=== RECORDS FOR THIS TASK ===
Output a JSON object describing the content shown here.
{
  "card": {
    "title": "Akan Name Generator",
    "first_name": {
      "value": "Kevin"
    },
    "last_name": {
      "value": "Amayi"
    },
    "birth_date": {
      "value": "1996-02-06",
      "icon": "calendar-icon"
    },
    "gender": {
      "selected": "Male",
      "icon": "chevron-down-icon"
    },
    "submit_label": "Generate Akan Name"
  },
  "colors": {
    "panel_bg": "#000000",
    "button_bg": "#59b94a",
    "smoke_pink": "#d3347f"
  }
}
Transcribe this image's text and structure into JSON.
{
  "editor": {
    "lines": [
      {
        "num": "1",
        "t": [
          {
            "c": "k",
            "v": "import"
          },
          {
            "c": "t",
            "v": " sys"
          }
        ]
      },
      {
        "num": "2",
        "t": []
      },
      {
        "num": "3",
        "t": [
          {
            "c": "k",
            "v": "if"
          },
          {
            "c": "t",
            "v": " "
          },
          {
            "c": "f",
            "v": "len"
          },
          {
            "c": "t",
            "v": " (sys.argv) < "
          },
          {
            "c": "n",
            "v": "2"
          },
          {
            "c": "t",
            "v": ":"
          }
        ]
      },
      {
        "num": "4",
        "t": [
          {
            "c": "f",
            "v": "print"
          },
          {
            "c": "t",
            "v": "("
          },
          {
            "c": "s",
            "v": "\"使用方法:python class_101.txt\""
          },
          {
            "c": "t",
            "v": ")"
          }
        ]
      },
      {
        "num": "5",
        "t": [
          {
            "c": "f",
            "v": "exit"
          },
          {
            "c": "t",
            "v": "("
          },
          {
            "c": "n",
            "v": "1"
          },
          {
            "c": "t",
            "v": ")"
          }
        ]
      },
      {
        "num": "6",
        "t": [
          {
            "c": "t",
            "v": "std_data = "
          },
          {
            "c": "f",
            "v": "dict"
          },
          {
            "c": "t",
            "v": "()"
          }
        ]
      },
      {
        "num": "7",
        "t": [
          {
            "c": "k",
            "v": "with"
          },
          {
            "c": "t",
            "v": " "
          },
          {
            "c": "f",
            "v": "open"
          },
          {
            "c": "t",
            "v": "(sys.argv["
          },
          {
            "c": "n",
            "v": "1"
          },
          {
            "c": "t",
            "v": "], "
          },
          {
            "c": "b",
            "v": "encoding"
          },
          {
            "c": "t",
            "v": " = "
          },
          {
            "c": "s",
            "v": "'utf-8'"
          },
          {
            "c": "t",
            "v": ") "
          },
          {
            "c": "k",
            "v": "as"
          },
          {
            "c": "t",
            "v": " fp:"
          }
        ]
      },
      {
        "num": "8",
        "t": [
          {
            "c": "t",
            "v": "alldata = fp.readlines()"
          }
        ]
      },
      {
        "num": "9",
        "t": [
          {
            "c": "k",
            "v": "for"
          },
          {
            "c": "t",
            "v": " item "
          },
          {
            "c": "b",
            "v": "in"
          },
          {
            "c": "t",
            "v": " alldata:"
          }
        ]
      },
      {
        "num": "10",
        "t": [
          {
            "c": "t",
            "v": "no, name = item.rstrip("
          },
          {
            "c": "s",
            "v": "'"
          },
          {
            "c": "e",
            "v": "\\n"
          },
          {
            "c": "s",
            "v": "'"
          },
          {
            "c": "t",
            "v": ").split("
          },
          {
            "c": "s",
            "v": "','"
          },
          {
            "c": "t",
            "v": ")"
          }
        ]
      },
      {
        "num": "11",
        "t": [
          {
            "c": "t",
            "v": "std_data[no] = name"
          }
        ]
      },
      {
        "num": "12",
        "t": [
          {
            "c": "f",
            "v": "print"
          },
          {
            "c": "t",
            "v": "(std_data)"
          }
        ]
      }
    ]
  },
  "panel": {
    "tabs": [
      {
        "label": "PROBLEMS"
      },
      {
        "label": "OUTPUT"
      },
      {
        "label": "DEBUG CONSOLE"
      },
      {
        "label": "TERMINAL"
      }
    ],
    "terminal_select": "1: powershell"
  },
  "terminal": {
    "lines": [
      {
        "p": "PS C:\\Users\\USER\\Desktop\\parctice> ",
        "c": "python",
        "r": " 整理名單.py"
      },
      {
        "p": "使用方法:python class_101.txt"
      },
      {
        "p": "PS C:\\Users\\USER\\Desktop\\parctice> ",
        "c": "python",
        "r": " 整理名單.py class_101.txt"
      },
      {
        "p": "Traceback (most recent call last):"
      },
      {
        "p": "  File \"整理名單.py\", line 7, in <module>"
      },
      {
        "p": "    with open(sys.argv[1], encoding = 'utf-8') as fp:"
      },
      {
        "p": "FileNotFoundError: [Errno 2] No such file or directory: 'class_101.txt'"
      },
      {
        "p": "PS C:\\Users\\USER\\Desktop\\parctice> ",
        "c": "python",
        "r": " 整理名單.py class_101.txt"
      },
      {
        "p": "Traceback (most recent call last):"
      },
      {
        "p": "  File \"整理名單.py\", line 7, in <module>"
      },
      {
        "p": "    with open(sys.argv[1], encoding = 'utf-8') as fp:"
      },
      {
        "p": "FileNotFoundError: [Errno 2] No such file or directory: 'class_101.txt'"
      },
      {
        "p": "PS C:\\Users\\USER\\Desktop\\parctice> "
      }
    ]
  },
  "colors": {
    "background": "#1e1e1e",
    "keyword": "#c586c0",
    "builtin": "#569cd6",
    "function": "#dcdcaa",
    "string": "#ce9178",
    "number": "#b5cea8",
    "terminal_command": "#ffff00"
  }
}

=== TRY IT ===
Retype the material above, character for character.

=== WRITTEN SOLUTION ===
Output a JSON object describing the content shown here.
{
  "card": {
    "title": "Akan Name Generator",
    "first_name": {
      "value": "Kevin"
    },
    "last_name": {
      "value": "Amayi"
    },
    "birth_date": {
      "value": "1996-02-06",
      "icon": "calendar-icon"
    },
    "gender": {
      "selected": "Male",
      "icon": "chevron-down-icon"
    },
    "submit_label": "Generate Akan Name"
  },
  "colors": {
    "panel_bg": "#000000",
    "button_bg": "#59b94a",
    "smoke_pink": "#d3347f"
  }
}
Transcribe this image's text and structure into JSON.
{
  "editor": {
    "lines": [
      {
        "num": "1",
        "t": [
          {
            "c": "k",
            "v": "import"
          },
          {
            "c": "t",
            "v": " sys"
          }
        ]
      },
      {
        "num": "2",
        "t": []
      },
      {
        "num": "3",
        "t": [
          {
            "c": "k",
            "v": "if"
          },
          {
            "c": "t",
            "v": " "
          },
          {
            "c": "f",
            "v": "len"
          },
          {
            "c": "t",
            "v": " (sys.argv) < "
          },
          {
            "c": "n",
            "v": "2"
          },
          {
            "c": "t",
            "v": ":"
          }
        ]
      },
      {
        "num": "4",
        "t": [
          {
            "c": "f",
            "v": "print"
          },
          {
            "c": "t",
            "v": "("
          },
          {
            "c": "s",
            "v": "\"使用方法:python class_101.txt\""
          },
          {
            "c": "t",
            "v": ")"
          }
        ]
      },
      {
        "num": "5",
        "t": [
          {
            "c": "f",
            "v": "exit"
          },
          {
            "c": "t",
            "v": "("
          },
          {
            "c": "n",
            "v": "1"
          },
          {
            "c": "t",
            "v": ")"
          }
        ]
      },
      {
        "num": "6",
        "t": [
          {
            "c": "t",
            "v": "std_data = "
          },
          {
            "c": "f",
            "v": "dict"
          },
          {
            "c": "t",
            "v": "()"
          }
        ]
      },
      {
        "num": "7",
        "t": [
          {
            "c": "k",
            "v": "with"
          },
          {
            "c": "t",
            "v": " "
          },
          {
            "c": "f",
            "v": "open"
          },
          {
            "c": "t",
            "v": "(sys.argv["
          },
          {
            "c": "n",
            "v": "1"
          },
          {
            "c": "t",
            "v": "], "
          },
          {
            "c": "b",
            "v": "encoding"
          },
          {
            "c": "t",
            "v": " = "
          },
          {
            "c": "s",
            "v": "'utf-8'"
          },
          {
            "c": "t",
            "v": ") "
          },
          {
            "c": "k",
            "v": "as"
          },
          {
            "c": "t",
            "v": " fp:"
          }
        ]
      },
      {
        "num": "8",
        "t": [
          {
            "c": "t",
            "v": "alldata = fp.readlines()"
          }
        ]
      },
      {
        "num": "9",
        "t": [
          {
            "c": "k",
            "v": "for"
          },
          {
            "c": "t",
            "v": " item "
          },
          {
            "c": "b",
            "v": "in"
          },
          {
            "c": "t",
            "v": " alldata:"
          }
        ]
      },
      {
        "num": "10",
        "t": [
          {
            "c": "t",
            "v": "no, name = item.rstrip("
          },
          {
            "c": "s",
            "v": "'"
          },
          {
            "c": "e",
            "v": "\\n"
          },
          {
            "c": "s",
            "v": "'"
          },
          {
            "c": "t",
            "v": ").split("
          },
          {
            "c": "s",
            "v": "','"
          },
          {
            "c": "t",
            "v": ")"
          }
        ]
      },
      {
        "num": "11",
        "t": [
          {
            "c": "t",
            "v": "std_data[no] = name"
          }
        ]
      },
      {
        "num": "12",
        "t": [
          {
            "c": "f",
            "v": "print"
          },
          {
            "c": "t",
            "v": "(std_data)"
          }
        ]
      }
    ]
  },
  "panel": {
    "tabs": [
      {
        "label": "PROBLEMS"
      },
      {
        "label": "OUTPUT"
      },
      {
        "label": "DEBUG CONSOLE"
      },
      {
        "label": "TERMINAL"
      }
    ],
    "terminal_select": "1: powershell"
  },
  "terminal": {
    "lines": [
      {
        "p": "PS C:\\Users\\USER\\Desktop\\parctice> ",
        "c": "python",
        "r": " 整理名單.py"
      },
      {
        "p": "使用方法:python class_101.txt"
      },
      {
        "p": "PS C:\\Users\\USER\\Desktop\\parctice> ",
        "c": "python",
        "r": " 整理名單.py class_101.txt"
      },
      {
        "p": "Traceback (most recent call last):"
      },
      {
        "p": "  File \"整理名單.py\", line 7, in <module>"
      },
      {
        "p": "    with open(sys.argv[1], encoding = 'utf-8') as fp:"
      },
      {
        "p": "FileNotFoundError: [Errno 2] No such file or directory: 'class_101.txt'"
      },
      {
        "p": "PS C:\\Users\\USER\\Desktop\\parctice> ",
        "c": "python",
        "r": " 整理名單.py class_101.txt"
      },
      {
        "p": "Traceback (most recent call last):"
      },
      {
        "p": "  File \"整理名單.py\", line 7, in <module>"
      },
      {
        "p": "    with open(sys.argv[1], encoding = 'utf-8') as fp:"
      },
      {
        "p": "FileNotFoundError: [Errno 2] No such file or directory: 'class_101.txt'"
      },
      {
        "p": "PS C:\\Users\\USER\\Desktop\\parctice> "
      }
    ]
  },
  "colors": {
    "background": "#1e1e1e",
    "keyword": "#c586c0",
    "builtin": "#569cd6",
    "function": "#dcdcaa",
    "string": "#ce9178",
    "number": "#b5cea8",
    "terminal_command": "#ffff00"
  }
}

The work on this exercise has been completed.